Rangers GM Jon Daniels wouldn’t say that the Royals’ success served as the blueprint for constructing his team’s bullpen, but it’s clear that Texas is counting on big production from its relievers, Jeff Wilson of the Fort Worth Star-Telegram writes. Texas is optimistic about being able to get strong performances from Shawn Tolleson, Sam Dyson, Jake Diekman, Tom Wilhelmsen, Keone Kela, and Tony Barnette in 2016. “You can dream it up to be a pretty powerful bullpen, and we have the luxury to shorten the game if we need to,” manager Jeff Banister said. “Our bullpen has an opportunity to be as strong a bullpen as there is in baseball.”
Here’s more from around the AL West…
- Could the Angels trade Mike Trout? It’s a far-fetched notion at the moment, though ESPN’s Keith Law off-handedly raised the subject in his recent farm system rankings when he opined that Anaheim might have to consider dealing Trout unless it drafts some good prospects for its beleaguered farm system. Jeff Fletcher of the Orange County Register doesn’t think a Trout deal is anywhere near the Halos’ radar screen right now, though if the 2016 season is a disappointment, the Angels may indeed have to unload some Major League talent to get younger. Even if this scenario happens, however, Garrett Richards or Kole Calhoun are more likely to be shopped than Trout. Four of five executives and scouts polled by John Perrotto of Today’s Knuckleball wouldn’t trade Trout, and the fifth would only do so for a big package of MLB-ready talent and elite prospects.
- Perrotto’s piece also contains comments from a scout who feels the Athletics made a “great pickup” in obtaining Khris Davis from the Brewers. “Power has become so much more scarce in recent years that I’m surprised that Oakland could get a guy like Davis so cheaply,” the scout said.
- The Astros’ rebuild may be over in the sense they reached the playoffs in 2015, though Evan Drellich of the Houston Chronicle observes that this offseason has given little indication as to how the team will operate in business-as-usual mode rather than as a team that’s still adding pieces. Houston has had a relatively quiet winter, though two sources tell Drellich that the team made some strong pursuits for major free agents and also had “substantial” extension talks with core players. GM Jeff Luhnow reiterated that the Astros is ready and willing to spend when the opportunity arises, though they won’t sign or extend players just for the sake of staying active if such deals aren’t a fit.

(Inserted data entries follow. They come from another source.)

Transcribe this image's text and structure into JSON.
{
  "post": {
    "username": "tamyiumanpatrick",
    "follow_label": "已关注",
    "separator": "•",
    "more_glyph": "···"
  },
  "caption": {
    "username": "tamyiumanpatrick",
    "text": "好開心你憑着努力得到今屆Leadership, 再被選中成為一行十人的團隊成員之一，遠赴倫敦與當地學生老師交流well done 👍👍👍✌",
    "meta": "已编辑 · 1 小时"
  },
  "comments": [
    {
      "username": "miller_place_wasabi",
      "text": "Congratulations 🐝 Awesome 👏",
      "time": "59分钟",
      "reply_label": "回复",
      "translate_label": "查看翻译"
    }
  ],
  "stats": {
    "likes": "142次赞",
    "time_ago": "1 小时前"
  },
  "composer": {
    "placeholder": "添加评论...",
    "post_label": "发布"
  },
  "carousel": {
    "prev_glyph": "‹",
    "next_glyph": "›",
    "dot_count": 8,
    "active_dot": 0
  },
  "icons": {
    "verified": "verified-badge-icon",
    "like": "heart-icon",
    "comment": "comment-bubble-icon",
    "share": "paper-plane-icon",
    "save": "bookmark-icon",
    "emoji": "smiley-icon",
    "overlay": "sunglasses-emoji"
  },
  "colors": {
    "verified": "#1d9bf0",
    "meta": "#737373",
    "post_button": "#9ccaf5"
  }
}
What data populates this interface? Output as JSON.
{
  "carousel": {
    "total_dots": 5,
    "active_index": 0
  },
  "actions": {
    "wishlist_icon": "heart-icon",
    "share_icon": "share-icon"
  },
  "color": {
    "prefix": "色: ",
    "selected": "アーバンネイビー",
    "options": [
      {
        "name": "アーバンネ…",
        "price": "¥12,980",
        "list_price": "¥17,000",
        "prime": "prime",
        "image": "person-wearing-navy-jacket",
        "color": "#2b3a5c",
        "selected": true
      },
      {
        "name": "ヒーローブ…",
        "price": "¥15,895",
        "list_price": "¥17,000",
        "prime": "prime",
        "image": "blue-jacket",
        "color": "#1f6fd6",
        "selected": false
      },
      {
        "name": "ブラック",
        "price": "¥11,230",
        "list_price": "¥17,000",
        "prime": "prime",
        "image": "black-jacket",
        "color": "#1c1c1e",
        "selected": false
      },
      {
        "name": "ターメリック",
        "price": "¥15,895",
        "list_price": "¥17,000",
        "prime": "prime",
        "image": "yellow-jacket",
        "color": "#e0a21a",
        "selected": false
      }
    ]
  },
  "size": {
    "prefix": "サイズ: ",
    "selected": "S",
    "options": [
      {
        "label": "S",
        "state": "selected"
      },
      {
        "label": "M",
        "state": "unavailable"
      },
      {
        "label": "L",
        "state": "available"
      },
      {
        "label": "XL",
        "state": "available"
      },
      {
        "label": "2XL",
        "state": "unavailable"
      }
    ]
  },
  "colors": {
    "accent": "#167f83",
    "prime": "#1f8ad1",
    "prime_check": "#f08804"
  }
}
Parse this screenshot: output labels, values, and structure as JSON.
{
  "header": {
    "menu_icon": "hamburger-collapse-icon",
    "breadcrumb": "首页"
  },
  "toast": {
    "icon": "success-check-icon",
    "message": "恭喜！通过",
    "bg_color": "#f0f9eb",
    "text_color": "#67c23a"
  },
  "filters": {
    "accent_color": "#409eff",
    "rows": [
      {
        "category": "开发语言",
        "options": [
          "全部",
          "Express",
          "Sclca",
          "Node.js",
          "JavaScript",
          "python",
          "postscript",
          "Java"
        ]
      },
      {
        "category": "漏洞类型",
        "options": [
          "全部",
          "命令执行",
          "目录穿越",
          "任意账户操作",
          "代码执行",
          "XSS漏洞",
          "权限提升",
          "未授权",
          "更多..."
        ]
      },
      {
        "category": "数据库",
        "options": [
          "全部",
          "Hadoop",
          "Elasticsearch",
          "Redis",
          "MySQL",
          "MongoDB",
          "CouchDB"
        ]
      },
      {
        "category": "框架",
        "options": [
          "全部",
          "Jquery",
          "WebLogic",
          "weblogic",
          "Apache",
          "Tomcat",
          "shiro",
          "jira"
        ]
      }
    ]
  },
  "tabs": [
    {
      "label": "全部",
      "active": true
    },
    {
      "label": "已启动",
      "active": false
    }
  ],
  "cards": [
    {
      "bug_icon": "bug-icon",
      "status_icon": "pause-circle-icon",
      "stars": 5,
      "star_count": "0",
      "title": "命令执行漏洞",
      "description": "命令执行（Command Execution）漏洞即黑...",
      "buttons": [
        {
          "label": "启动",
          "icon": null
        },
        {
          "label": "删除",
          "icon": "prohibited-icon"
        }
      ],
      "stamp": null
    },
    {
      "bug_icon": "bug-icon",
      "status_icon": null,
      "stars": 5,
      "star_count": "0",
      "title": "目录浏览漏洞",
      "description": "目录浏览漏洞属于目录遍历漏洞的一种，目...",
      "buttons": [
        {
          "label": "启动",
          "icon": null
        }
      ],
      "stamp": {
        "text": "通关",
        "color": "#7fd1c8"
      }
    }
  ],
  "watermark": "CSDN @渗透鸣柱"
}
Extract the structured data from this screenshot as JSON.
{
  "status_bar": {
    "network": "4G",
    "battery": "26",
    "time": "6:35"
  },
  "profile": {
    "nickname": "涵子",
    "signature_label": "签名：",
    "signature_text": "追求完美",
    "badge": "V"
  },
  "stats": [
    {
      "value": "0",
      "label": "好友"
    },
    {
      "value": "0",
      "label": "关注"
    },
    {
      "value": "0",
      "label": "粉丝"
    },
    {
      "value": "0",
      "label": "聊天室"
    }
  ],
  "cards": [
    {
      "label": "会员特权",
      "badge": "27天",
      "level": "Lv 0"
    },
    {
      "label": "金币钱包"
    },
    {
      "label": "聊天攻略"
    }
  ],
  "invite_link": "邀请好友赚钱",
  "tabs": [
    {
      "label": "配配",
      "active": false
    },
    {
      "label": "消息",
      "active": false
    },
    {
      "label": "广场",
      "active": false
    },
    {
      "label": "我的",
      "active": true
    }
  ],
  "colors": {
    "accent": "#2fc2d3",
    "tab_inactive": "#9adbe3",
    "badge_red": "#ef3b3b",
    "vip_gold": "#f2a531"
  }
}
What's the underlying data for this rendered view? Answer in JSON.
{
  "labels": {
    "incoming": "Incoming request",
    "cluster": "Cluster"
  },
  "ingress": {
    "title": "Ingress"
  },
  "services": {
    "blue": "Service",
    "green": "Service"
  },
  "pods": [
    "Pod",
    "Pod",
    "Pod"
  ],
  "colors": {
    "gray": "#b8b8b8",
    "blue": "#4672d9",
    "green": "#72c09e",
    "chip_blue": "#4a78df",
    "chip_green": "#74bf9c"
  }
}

- Also within Drellich’s piece, he mentions that the Astros and Jason Castro discussed multi-year contracts prior to the filing of arbitration numbers. The two sides talked about two-year deals and a three-year deal with an option, though since no agreement was reached before the filing deadline, Houston took a “file-and-trial” stance and went ahead to an arbitration hearing. (The club won that hearing.) Castro is entering his last year under contract, and while the backstop’s hitting numbers have declined over the last couple of years, he is still a highly-regarded defender known to have a good relationship with the Astros’ starters.